The year was either 1953 or ’54, early in my Kansas City, Kansas high school years. Bob was my brother’s friend and they spent hours in the basement workshop. Time moved and my 14-year-old heart fell in love. When I sort photos, seeing him through the years, breathing becomes a challenge.
Circumstances changed. Our lives went in different directions.
In 1958, while in college, I met a good man and we planned a future together. Five amazing children who reflect so many of the dad’s best qualities, a trove of beautiful memories, a life filled with many of those ‘for better and for worse’ moments followed. The sadness of divorce also followed.
Within a short time, circumstances changed again and Bob reentered my life. First love. New love. This time, I wasn’t a teen. I was a package deal…five children, an aging mother and a teaching career. Welcome to this new world.
We lived and loved that new world. Five beautiful grandchildren were born in our new world. Each baby gave Bob the magic of complete, total love and acceptance.
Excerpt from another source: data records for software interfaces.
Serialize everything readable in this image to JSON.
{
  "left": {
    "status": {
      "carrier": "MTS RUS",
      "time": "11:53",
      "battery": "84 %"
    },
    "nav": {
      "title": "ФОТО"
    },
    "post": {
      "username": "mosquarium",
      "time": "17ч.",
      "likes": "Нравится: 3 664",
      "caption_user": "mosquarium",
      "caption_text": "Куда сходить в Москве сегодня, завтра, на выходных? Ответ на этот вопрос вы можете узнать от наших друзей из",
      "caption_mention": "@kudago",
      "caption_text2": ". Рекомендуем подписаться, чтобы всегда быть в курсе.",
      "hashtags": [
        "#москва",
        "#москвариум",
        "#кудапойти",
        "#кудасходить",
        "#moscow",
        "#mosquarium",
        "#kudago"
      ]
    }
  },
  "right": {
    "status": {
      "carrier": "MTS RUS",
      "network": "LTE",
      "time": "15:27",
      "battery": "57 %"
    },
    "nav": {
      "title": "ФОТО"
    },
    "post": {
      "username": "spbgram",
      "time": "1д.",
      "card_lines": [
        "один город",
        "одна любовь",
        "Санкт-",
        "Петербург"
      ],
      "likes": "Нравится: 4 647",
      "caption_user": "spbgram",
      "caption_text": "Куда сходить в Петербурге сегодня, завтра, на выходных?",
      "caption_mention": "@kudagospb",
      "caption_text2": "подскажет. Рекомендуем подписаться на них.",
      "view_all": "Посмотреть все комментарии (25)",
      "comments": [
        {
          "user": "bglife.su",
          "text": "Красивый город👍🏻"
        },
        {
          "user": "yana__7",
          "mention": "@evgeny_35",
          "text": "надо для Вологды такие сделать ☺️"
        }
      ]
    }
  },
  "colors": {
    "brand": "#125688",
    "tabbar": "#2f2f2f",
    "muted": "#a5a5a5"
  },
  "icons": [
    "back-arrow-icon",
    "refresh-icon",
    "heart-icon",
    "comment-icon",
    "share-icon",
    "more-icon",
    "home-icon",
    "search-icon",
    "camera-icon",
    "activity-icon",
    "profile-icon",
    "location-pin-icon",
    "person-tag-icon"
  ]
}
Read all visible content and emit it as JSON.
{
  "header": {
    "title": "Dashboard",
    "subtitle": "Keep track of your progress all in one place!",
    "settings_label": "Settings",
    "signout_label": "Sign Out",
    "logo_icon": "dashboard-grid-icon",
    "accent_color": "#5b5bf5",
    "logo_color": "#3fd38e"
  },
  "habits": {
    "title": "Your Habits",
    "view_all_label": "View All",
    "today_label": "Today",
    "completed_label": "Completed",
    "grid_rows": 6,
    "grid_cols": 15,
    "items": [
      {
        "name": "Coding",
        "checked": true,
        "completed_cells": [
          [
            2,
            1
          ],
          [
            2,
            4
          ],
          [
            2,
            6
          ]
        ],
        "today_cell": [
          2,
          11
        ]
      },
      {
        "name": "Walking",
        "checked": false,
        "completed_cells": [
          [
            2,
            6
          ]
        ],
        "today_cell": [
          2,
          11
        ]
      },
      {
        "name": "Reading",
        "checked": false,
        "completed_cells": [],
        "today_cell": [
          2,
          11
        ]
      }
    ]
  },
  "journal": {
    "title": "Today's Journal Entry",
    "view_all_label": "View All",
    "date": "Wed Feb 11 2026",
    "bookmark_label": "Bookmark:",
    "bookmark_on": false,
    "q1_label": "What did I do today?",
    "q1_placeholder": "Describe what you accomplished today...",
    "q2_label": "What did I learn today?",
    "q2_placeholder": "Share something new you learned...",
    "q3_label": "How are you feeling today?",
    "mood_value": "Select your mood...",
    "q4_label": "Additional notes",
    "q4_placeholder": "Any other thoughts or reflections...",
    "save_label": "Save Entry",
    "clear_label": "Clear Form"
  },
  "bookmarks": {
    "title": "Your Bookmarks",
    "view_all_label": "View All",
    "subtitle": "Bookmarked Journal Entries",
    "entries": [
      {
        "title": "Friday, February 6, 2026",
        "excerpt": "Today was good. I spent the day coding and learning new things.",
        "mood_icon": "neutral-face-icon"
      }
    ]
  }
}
On October 21, Bob left us. He died. He went away. Those memories everyone talks about? Those memories that are to bring ease? Those memories that are to comfort? Not yet. All the memories do is tear at the heart and the gut, wrenching out the huge well of missing him.
A friend told me that I had always loved too deeply, that I needed to see life with more discretion, that I lost the ability to emotionally self protect. Imagine that…protecting oneself from all that love has to offer.
In our church, we say a prayer asking forgiveness “for what I have done and what I have failed to do”. The failure hurts the most, missed opportunities, deliberate decisions to slide by an opportunity, hugs not given, smiles held back, anger over stupid stuff.
Yesterday, my brother said that my Bob was his best friend, his lifetime best friend. My own lifetime is overflowing with gifts, the riches of my children and grandchildren, of family, of friends, of so much more than I deserve. I keep hearing that time will actually ease this emptiness that stands in Bob’s place. Maybe. Tick Tock.